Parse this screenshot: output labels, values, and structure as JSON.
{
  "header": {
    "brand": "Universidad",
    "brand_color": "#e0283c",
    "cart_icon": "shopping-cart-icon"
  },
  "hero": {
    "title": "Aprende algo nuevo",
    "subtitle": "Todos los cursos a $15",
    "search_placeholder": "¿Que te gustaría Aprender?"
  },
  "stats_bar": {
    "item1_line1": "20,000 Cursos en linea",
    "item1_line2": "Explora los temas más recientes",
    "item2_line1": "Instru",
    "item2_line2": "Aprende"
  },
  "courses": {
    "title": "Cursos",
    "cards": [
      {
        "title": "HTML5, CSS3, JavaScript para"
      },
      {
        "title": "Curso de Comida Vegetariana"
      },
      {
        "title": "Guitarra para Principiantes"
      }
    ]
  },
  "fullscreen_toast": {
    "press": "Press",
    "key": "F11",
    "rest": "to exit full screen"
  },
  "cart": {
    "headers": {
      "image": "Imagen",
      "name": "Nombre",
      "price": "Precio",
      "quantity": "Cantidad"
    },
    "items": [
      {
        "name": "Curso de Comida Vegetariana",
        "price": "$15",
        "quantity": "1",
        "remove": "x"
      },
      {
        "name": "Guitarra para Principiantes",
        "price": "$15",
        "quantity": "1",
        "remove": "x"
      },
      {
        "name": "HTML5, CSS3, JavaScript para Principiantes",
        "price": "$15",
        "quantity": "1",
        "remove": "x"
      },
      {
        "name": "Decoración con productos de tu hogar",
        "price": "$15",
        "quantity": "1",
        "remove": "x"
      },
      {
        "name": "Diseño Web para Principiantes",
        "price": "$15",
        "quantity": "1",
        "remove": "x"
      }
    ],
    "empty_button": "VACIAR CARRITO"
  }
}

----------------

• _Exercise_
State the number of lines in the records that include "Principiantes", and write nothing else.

• _Answer to this exercise_
4